You see this all the time. An expert stands up and says "Through my expertise, I see a problem that nobody else sees." If you listen a little more closely, you find out that the reason the expert concludes that nobody else sees the problem is that they're not paying him money to solve it. That may seem excessively cynical. I don't think so. Being experts, they overestimate the importance of their field of study (no blame: this is the human condition).
The general public lives in a sea of risk. You know what they say: "Life is short and then you die." For some people life is shorter than others, if only because humans are fragile. People perceive some risks irrationally, particularly when you get into very small risks of very bad things. I think that that is simply because people cannot make the proper mental trade-off. Which risk is worse: the risk of dying in a coal-related accident or the risk of dying in a nuclear accident? Mathematically, coal is a bigger killer, and yet people are opposed to replacing coal with nuclear power.

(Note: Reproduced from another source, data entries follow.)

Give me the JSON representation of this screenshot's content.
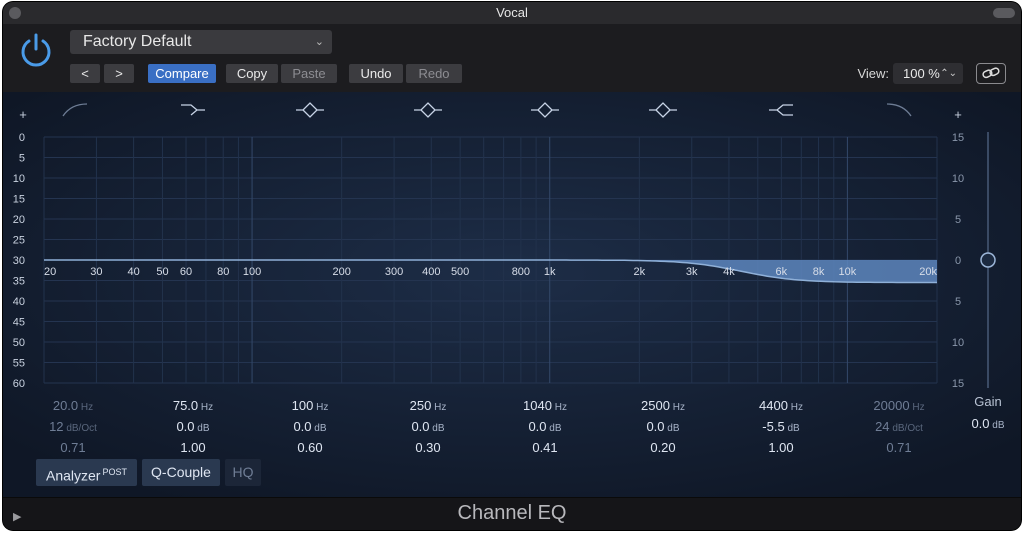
{
  "window": {
    "title": "Vocal"
  },
  "header": {
    "preset": "Factory Default",
    "prev_label": "<",
    "next_label": ">",
    "compare_label": "Compare",
    "copy_label": "Copy",
    "paste_label": "Paste",
    "undo_label": "Undo",
    "redo_label": "Redo",
    "view_label": "View:",
    "view_value": "100 %"
  },
  "eq": {
    "left_plus": "+",
    "right_plus": "+",
    "left_scale": [
      "0",
      "5",
      "10",
      "15",
      "20",
      "25",
      "30",
      "35",
      "40",
      "45",
      "50",
      "55",
      "60"
    ],
    "right_scale": [
      "15",
      "10",
      "5",
      "0",
      "5",
      "10",
      "15"
    ],
    "freq_labels": [
      {
        "t": "20",
        "f": 20
      },
      {
        "t": "30",
        "f": 30
      },
      {
        "t": "40",
        "f": 40
      },
      {
        "t": "50",
        "f": 50
      },
      {
        "t": "60",
        "f": 60
      },
      {
        "t": "80",
        "f": 80
      },
      {
        "t": "100",
        "f": 100
      },
      {
        "t": "200",
        "f": 200
      },
      {
        "t": "300",
        "f": 300
      },
      {
        "t": "400",
        "f": 400
      },
      {
        "t": "500",
        "f": 500
      },
      {
        "t": "800",
        "f": 800
      },
      {
        "t": "1k",
        "f": 1000
      },
      {
        "t": "2k",
        "f": 2000
      },
      {
        "t": "3k",
        "f": 3000
      },
      {
        "t": "4k",
        "f": 4000
      },
      {
        "t": "6k",
        "f": 6000
      },
      {
        "t": "8k",
        "f": 8000
      },
      {
        "t": "10k",
        "f": 10000
      },
      {
        "t": "20k",
        "f": 20000
      }
    ],
    "band_icons": [
      "highpass-icon",
      "lowshelf-icon",
      "peak-icon",
      "peak-icon",
      "peak-icon",
      "peak-icon",
      "highshelf-icon",
      "lowpass-icon"
    ],
    "bands": [
      {
        "freq": "20.0",
        "freq_unit": "Hz",
        "gain": "12",
        "gain_unit": "dB/Oct",
        "q": "0.71",
        "dim": true
      },
      {
        "freq": "75.0",
        "freq_unit": "Hz",
        "gain": "0.0",
        "gain_unit": "dB",
        "q": "1.00",
        "dim": false
      },
      {
        "freq": "100",
        "freq_unit": "Hz",
        "gain": "0.0",
        "gain_unit": "dB",
        "q": "0.60",
        "dim": false
      },
      {
        "freq": "250",
        "freq_unit": "Hz",
        "gain": "0.0",
        "gain_unit": "dB",
        "q": "0.30",
        "dim": false
      },
      {
        "freq": "1040",
        "freq_unit": "Hz",
        "gain": "0.0",
        "gain_unit": "dB",
        "q": "0.41",
        "dim": false
      },
      {
        "freq": "2500",
        "freq_unit": "Hz",
        "gain": "0.0",
        "gain_unit": "dB",
        "q": "0.20",
        "dim": false
      },
      {
        "freq": "4400",
        "freq_unit": "Hz",
        "gain": "-5.5",
        "gain_unit": "dB",
        "q": "1.00",
        "dim": false
      },
      {
        "freq": "20000",
        "freq_unit": "Hz",
        "gain": "24",
        "gain_unit": "dB/Oct",
        "q": "0.71",
        "dim": true
      }
    ],
    "gain_label": "Gain",
    "gain_value": "0.0",
    "gain_unit": "dB",
    "shelf_cut_db": -5.5,
    "shelf_freq_hz": 4400
  },
  "toolbar": {
    "analyzer_label": "Analyzer",
    "analyzer_sup": "POST",
    "qcouple_label": "Q-Couple",
    "hq_label": "HQ"
  },
  "footer": {
    "plugin_name": "Channel EQ"
  },
  "colors": {
    "accent": "#3a6fc4",
    "curve_fill": "#5d86bd",
    "power": "#4a9be8"
  }
}
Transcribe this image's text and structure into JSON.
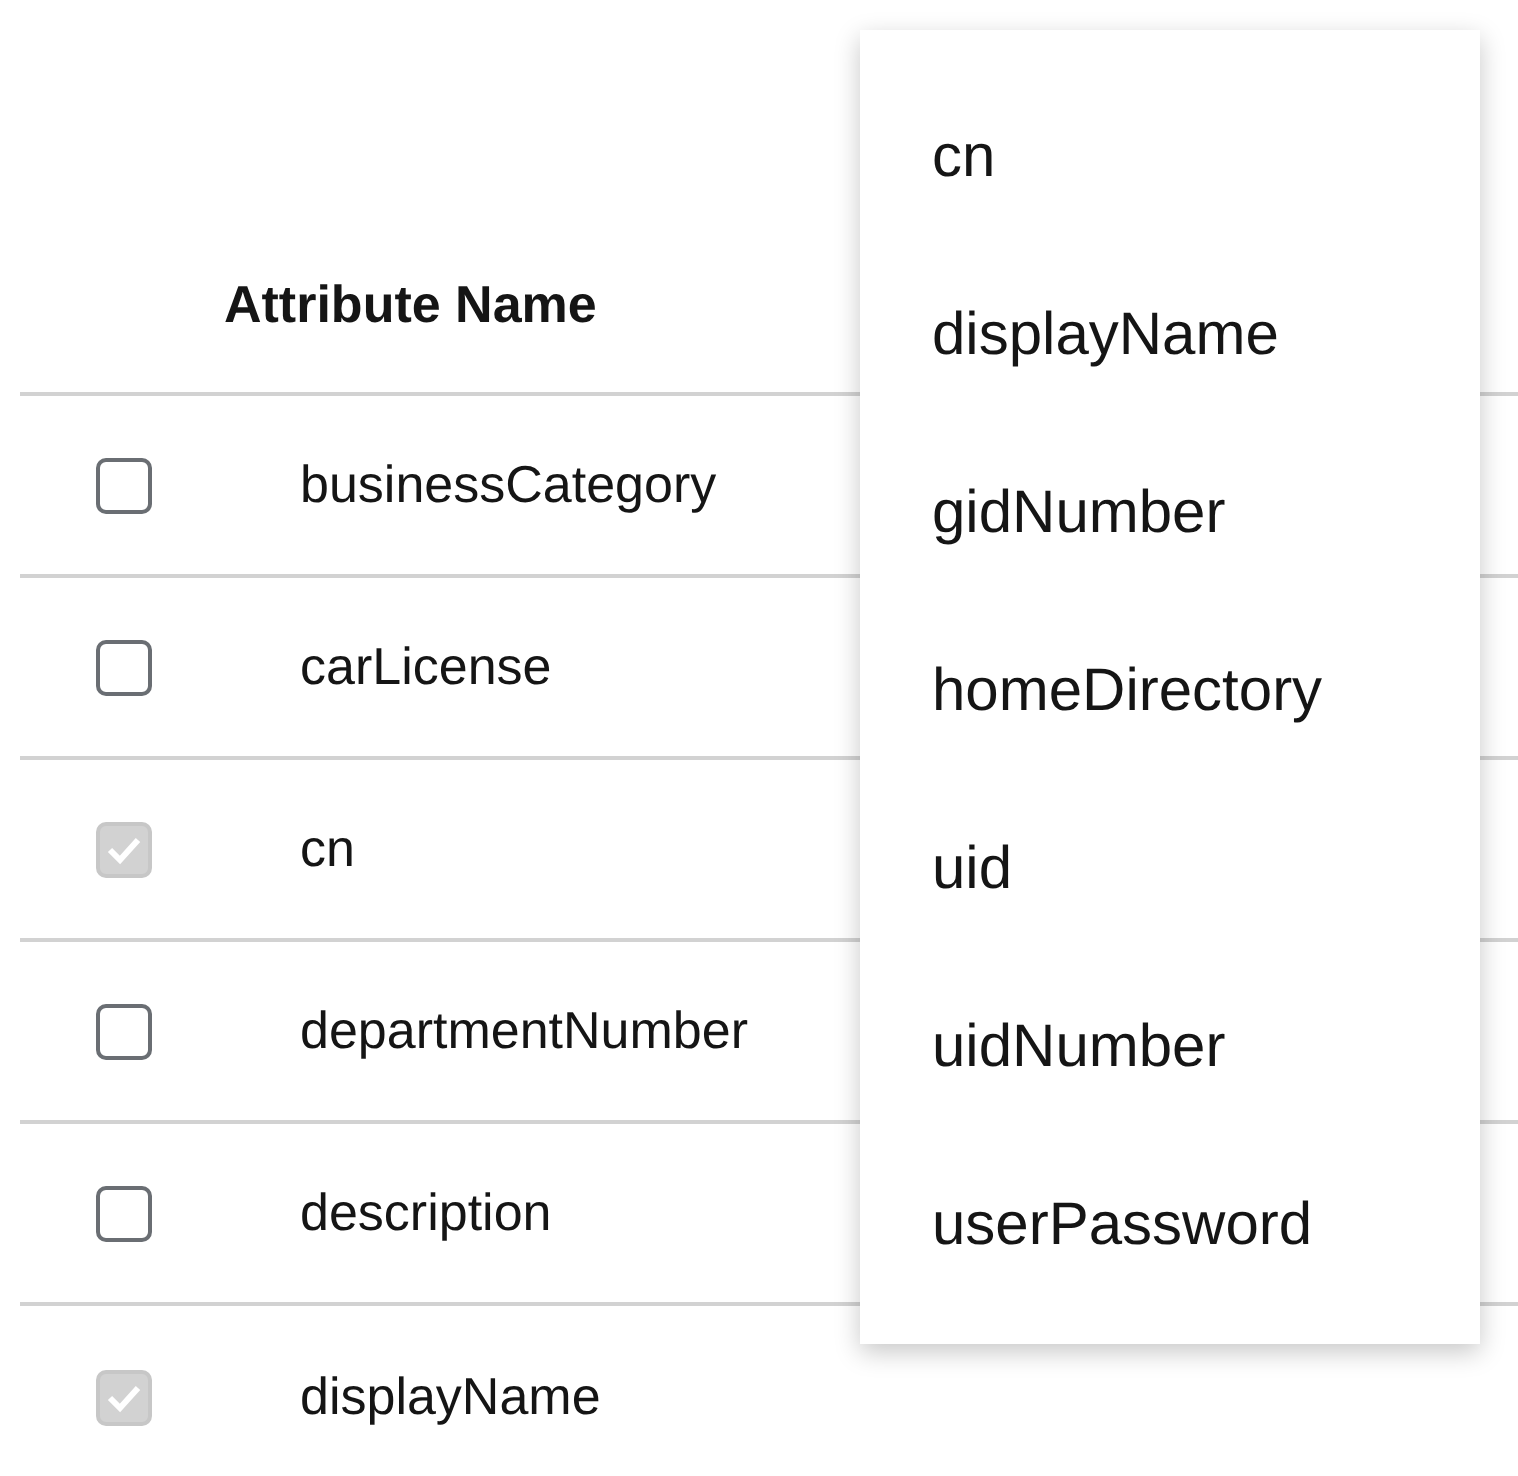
{
  "table": {
    "columns": [
      "Attribute Name"
    ],
    "rows": [
      {
        "name": "businessCategory",
        "checked": false,
        "disabled": false
      },
      {
        "name": "carLicense",
        "checked": false,
        "disabled": false
      },
      {
        "name": "cn",
        "checked": true,
        "disabled": true
      },
      {
        "name": "departmentNumber",
        "checked": false,
        "disabled": false
      },
      {
        "name": "description",
        "checked": false,
        "disabled": false
      },
      {
        "name": "displayName",
        "checked": true,
        "disabled": true
      }
    ]
  },
  "menu": {
    "items": [
      "cn",
      "displayName",
      "gidNumber",
      "homeDirectory",
      "uid",
      "uidNumber",
      "userPassword"
    ]
  }
}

Nonetheless, people who mis-estimate risks under their control are likelier to die. In this way do trees serve to eliminate the imprudent from the pool of automobile drivers. It's reasonable to assume that people are correctly evaluating the risks in their life. So when an expert says "I know better than you", they're technically correct in their field of expertise, but their recommendations do not automatically make for good policy.